Inhalation of vapours may cause drowsiness and dizziness. This may be accompanied by narcosis, reduced alertness, loss of reflexes, lack
of coordination and vertigo.

Basically, if your Peace Lily is in flower, open a window.  Is this unique to Peace Lilies? No, there just aren’t studies on floral emissions from all flowering houseplants.  If it has a strong smell, it likely is producing a large quantity of some volatile organic, whether you want to be in a room with it entirely depends on what it is.
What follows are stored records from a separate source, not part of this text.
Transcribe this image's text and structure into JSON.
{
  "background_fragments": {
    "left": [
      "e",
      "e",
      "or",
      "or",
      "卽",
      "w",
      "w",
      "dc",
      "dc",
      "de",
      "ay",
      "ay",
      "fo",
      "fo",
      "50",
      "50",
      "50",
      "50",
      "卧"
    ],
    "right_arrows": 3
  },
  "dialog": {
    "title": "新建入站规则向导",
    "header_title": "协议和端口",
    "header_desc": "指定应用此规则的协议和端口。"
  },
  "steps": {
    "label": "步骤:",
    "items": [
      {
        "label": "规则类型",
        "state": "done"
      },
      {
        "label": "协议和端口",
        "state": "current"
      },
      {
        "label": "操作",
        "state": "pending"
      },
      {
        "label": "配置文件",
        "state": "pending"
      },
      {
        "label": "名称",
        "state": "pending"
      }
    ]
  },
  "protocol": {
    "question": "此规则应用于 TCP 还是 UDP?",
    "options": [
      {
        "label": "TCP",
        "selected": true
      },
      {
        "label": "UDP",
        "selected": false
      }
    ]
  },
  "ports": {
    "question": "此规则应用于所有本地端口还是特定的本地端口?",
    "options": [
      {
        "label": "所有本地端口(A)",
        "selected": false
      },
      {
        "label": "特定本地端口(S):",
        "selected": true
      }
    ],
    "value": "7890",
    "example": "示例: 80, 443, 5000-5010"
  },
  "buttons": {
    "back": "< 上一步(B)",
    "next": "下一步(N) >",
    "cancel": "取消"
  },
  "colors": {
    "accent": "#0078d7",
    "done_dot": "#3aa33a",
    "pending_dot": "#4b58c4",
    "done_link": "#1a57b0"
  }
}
While I couldn’t find on a study on volatile emissions from Sansevieria trifasciata  flowers, I know that the smell, however sweet, was strong enough for me to chop the flower stalk off after a few days.

Beautiful, but the headache wasn’t worth it for me.

References:

[1] B.C. Wolverton, Anne Johnson, Keith Bounds. “Interior Landscape Plants for Indoor Air Pollution Abatement”. NASA, September 15th, 1989. [Open Access PDF]

[2]B. C. Wolverton and J.D. Wolverton. “Plants and Soil Microorganisms: Removal of Formaldehyde, Xylene, Ammonia From the Indoor Environment”, Journal of the Mississippi Academy of Sciences. 1993 [Open Access PDF]

[3] National Aeronautics Sciences and Space Administration. 1974. Proceedings August  Symposium, TM-X-58154. 27-29, 1974. NASA of the Skylab Johnson Life Space Center. 161-68.

[4] Dong Sik Yang, Ki-Cheol Son, and Stanley J. Kays. “Volatile Organic Compounds Emanating from Indoor Ornamental Plants” American Society for Horticultural Science. HortSci. April 2009 vol. 44 no. 2 396-400. [Open Access HTML]